======== RECORDS SUPPLIED

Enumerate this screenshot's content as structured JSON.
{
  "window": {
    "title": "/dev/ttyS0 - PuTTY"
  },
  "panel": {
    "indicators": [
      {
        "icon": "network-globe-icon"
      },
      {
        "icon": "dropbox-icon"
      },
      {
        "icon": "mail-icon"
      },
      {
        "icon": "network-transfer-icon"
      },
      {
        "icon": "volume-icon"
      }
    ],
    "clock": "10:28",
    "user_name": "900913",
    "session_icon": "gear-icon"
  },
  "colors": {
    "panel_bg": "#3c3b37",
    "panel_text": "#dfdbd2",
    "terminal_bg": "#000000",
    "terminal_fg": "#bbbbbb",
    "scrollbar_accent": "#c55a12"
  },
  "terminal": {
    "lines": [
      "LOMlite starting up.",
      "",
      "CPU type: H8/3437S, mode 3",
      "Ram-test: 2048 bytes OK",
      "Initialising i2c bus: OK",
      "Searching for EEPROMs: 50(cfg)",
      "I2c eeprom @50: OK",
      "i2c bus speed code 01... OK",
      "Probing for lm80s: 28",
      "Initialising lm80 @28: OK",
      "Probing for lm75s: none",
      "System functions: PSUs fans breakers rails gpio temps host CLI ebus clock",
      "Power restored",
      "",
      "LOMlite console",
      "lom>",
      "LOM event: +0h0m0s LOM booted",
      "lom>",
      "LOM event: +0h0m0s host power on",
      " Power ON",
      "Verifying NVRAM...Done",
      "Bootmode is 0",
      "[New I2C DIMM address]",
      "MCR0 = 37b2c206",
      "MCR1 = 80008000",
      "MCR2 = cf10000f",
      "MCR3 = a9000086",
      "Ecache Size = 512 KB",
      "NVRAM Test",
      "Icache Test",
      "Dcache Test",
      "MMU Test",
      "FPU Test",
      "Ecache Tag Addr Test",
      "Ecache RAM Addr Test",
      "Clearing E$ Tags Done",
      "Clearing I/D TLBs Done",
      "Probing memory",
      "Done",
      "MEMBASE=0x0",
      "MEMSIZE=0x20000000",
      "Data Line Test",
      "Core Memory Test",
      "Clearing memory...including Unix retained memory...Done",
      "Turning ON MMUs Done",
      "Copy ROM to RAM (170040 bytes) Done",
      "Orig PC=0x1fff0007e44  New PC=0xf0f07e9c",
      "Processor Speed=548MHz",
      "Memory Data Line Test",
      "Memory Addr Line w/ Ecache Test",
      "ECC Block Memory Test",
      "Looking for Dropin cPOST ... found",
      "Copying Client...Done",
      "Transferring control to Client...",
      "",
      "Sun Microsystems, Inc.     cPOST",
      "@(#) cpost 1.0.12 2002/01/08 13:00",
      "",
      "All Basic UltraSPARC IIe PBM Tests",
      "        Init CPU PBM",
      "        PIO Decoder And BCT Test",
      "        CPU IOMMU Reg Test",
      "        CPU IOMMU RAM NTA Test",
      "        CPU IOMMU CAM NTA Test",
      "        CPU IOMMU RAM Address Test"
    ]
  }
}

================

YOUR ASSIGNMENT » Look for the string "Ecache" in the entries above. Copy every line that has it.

TASK OUTPUT »
      "Ecache Size = 512 KB",
      "Ecache Tag Addr Test",
      "Ecache RAM Addr Test",
      "Memory Addr Line w/ Ecache Test",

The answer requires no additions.